Houghton noted that when the top people in any gang are killed or jailed, “there are people in the middle and other parts of the organization who want to try and fill that gap.”

He added: “Many of them are not successful because they don’t have the internal credibility or the credibility amongst their peers or on the streets nor do they have the “muscle” behind them to fill those gaps.”

Houghton said what happens then is that the group will simply dissolve or break apart and the members will form alliances or small cells and so on.

So has that happened with the Red Scorpions?

Houghton replied: “Yes, it’s happened with the Red Scorpions. It’s happened with groups like the United Nations where at their height they had close to 200 members and now a great number of them are dead or in jail or on the run, or have died from overdoses or other reasons, or they’ve left. Whatever it is, their numbers are a very small fraction of what they used to be – and some of those people who were involved with them back then are now involved in other groups or simply not involved at all.”


SO which is the dominant group right now in the Lower Mainland?

Sandip Duhre
Sandip Duhre

Houghton replied: “There is no one dominant group and that’s the continual fight between all of these groups. We have sort of this motley crew of gang alliances – you have groups like the “856”, you have groups like the Red Scorpions and their spin-offs, there are still members of the Independent Soldiers around, there are still members of the Dhak group around and their cells and the Duhre side of things, and the United Nations.”

I asked him if the Dhak-Duhre group was still active and he pointed out: “I think it’s fair to say that the Dhak-Duhre group no longer exists because the Dhak brothers no longer exist and Dip [Sandip] Duhre no longer exists; so historically, we can certainly call them that and refer to them as that, but the workers, if you will, … have all scattered to form either their own small cells or align themselves with others who they may have been friendly with back at the later stages a few years ago.”

Sukh Dhak
Sukh Dhak

He added: “Many of them still continue their criminal business and still continue on that business that was started when they were still part of the “Dhak-Duhre” group.
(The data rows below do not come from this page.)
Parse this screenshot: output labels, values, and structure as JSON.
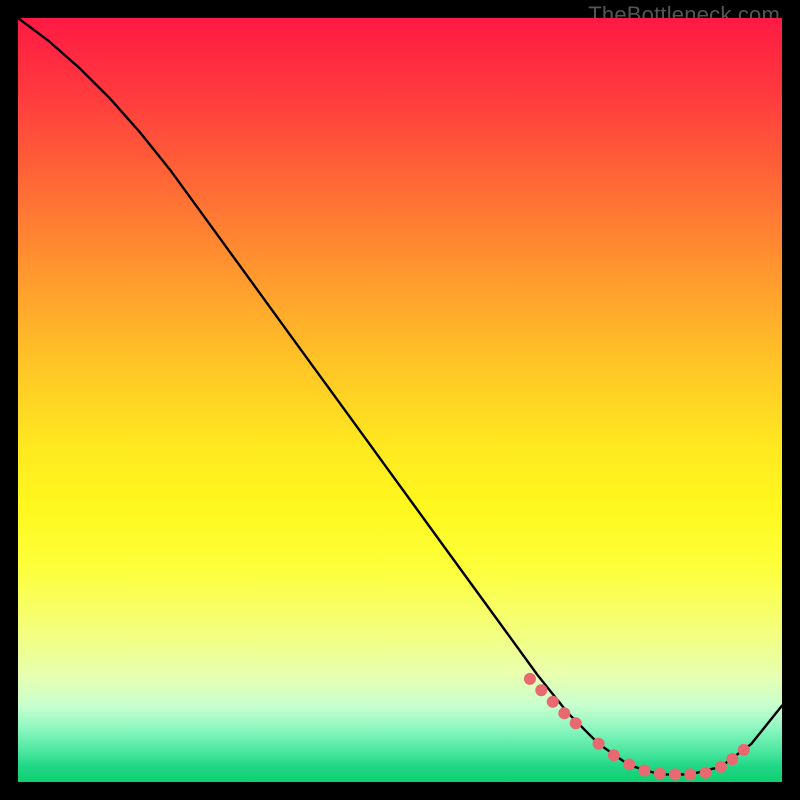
{
  "watermark": "TheBottleneck.com",
  "chart_data": {
    "type": "line",
    "title": "",
    "xlabel": "",
    "ylabel": "",
    "xlim": [
      0,
      100
    ],
    "ylim": [
      0,
      100
    ],
    "grid": false,
    "legend": false,
    "series": [
      {
        "name": "bottleneck-curve",
        "color": "#000000",
        "x": [
          0,
          4,
          8,
          12,
          16,
          20,
          24,
          28,
          32,
          36,
          40,
          44,
          48,
          52,
          56,
          60,
          64,
          68,
          72,
          76,
          80,
          84,
          88,
          92,
          96,
          100
        ],
        "y": [
          100,
          97,
          93.5,
          89.5,
          85,
          80,
          74.5,
          69,
          63.5,
          58,
          52.5,
          47,
          41.5,
          36,
          30.5,
          25,
          19.5,
          14,
          9,
          5,
          2.2,
          1,
          1,
          2,
          5,
          10
        ]
      },
      {
        "name": "highlight-points",
        "color": "#e8696f",
        "type": "scatter",
        "x": [
          67,
          68.5,
          70,
          71.5,
          73,
          76,
          78,
          80,
          82,
          84,
          86,
          88,
          90,
          92,
          93.5,
          95
        ],
        "y": [
          13.5,
          12,
          10.5,
          9,
          7.7,
          5,
          3.5,
          2.3,
          1.5,
          1.1,
          1,
          1,
          1.2,
          2,
          3,
          4.2
        ]
      }
    ]
  }
}
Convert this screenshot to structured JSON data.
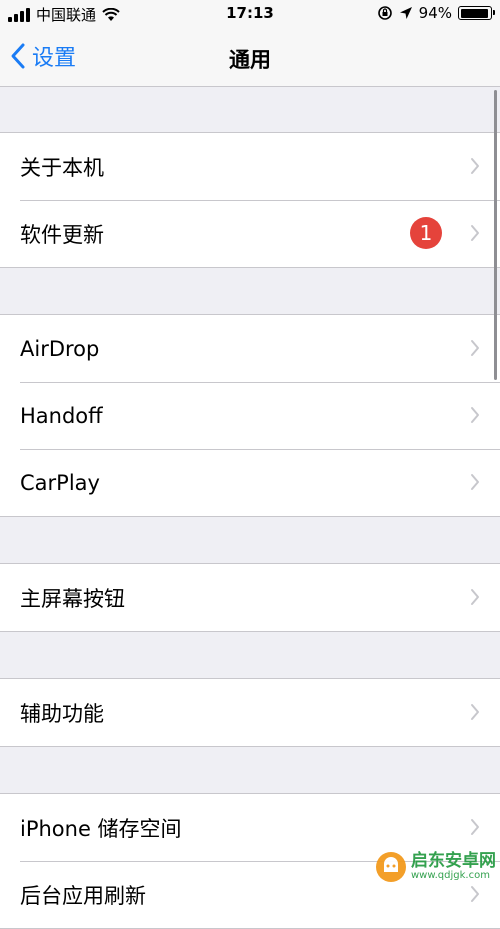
{
  "status_bar": {
    "carrier": "中国联通",
    "time": "17:13",
    "battery_percent": "94%",
    "battery_level": 0.94,
    "icons": [
      "signal-icon",
      "wifi-icon",
      "orientation-lock-icon",
      "location-icon",
      "battery-icon"
    ]
  },
  "nav": {
    "back_label": "设置",
    "title": "通用"
  },
  "groups": [
    {
      "rows": [
        {
          "label": "关于本机"
        },
        {
          "label": "软件更新",
          "badge": "1"
        }
      ]
    },
    {
      "rows": [
        {
          "label": "AirDrop"
        },
        {
          "label": "Handoff"
        },
        {
          "label": "CarPlay"
        }
      ]
    },
    {
      "rows": [
        {
          "label": "主屏幕按钮"
        }
      ]
    },
    {
      "rows": [
        {
          "label": "辅助功能"
        }
      ]
    },
    {
      "rows": [
        {
          "label": "iPhone 储存空间"
        },
        {
          "label": "后台应用刷新"
        }
      ]
    }
  ],
  "colors": {
    "accent": "#1a7cf5",
    "badge": "#e5433b",
    "background": "#efeff4",
    "separator": "#c8c7cc"
  },
  "watermark": {
    "name": "启东安卓网",
    "url": "www.qdjgk.com"
  }
}
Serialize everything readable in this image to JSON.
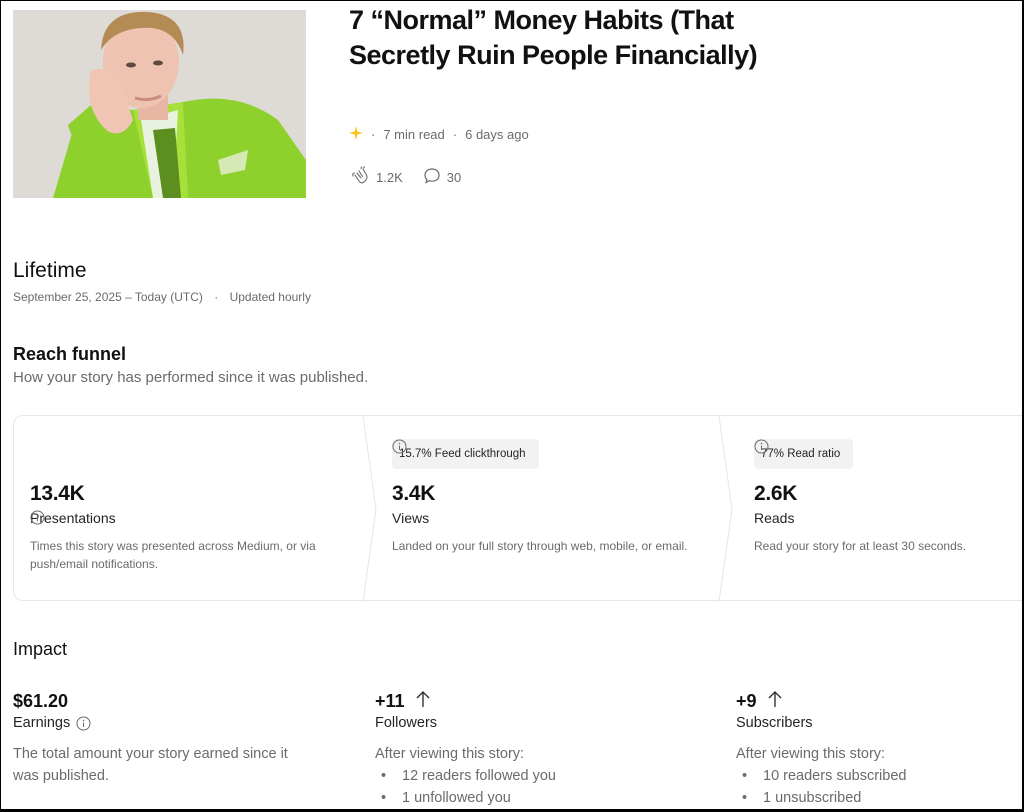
{
  "story": {
    "title": "7 “Normal” Money Habits (That Secretly Ruin People Financially)",
    "read_time": "7 min read",
    "published_ago": "6 days ago",
    "claps": "1.2K",
    "responses": "30",
    "member_icon": "sparkle-icon",
    "accent_color": "#ffc017"
  },
  "lifetime": {
    "heading": "Lifetime",
    "date_range": "September 25, 2025 – Today (UTC)",
    "update_note": "Updated hourly"
  },
  "funnel": {
    "heading": "Reach funnel",
    "description": "How your story has performed since it was published.",
    "stages": [
      {
        "chip": "",
        "value": "13.4K",
        "label": "Presentations",
        "description": "Times this story was presented across Medium, or via push/email notifications."
      },
      {
        "chip": "15.7% Feed clickthrough",
        "value": "3.4K",
        "label": "Views",
        "description": "Landed on your full story through web, mobile, or email."
      },
      {
        "chip": "77% Read ratio",
        "value": "2.6K",
        "label": "Reads",
        "description": "Read your story for at least 30 seconds."
      }
    ]
  },
  "impact": {
    "heading": "Impact",
    "earnings": {
      "value": "$61.20",
      "label": "Earnings",
      "description": "The total amount your story earned since it was published."
    },
    "followers": {
      "value": "+11",
      "label": "Followers",
      "intro": "After viewing this story:",
      "items": [
        "12 readers followed you",
        "1 unfollowed you"
      ]
    },
    "subscribers": {
      "value": "+9",
      "label": "Subscribers",
      "intro": "After viewing this story:",
      "items": [
        "10 readers subscribed",
        "1 unsubscribed"
      ]
    }
  }
}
But I think it’s fair to say we can move on from calling them that because Duhre and the Dhak brothers are no longer with us.”


I asked Houghton about any new strategies that the CFSEU-BC was planning and he noted: “We continue to evolve our disruption and suppression strategies and our prevention strategies like the “End Gang Life” campaign (www.endganglife.ca) and 2015 will see a number of new products come out related to that and those work hand-in-glove with our suppression and our enforcement strategies.”

He said: “We now make a very concerted effort to have face-to-face talks with gang members and those people who are either committing or we know are going to commit or are somehow involved in violence on our streets and communities around the province. That was not something that was necessarily done years ago and it’s something that we are doing now because we recognize that we need to go about changing behaviour, not just take their guns away from them or their drugs, but we need to get to the root causes of their behaviour.

“And so we are meeting with them before they get out of prison or meeting with them after they get out of prison or meeting with their families or talking to their parents. We are going and knocking on their door whenever we can just to say ‘hi’ and just to remind them that we are a part of their life if they choose to continue this behaviour.”

The CFSEU-BC has been pursuing this for the past year and a half and will continue to do so in 2015. Houghton said: “We have intensified those efforts over the last year and those will continue to be intensified over the foreseeable future.”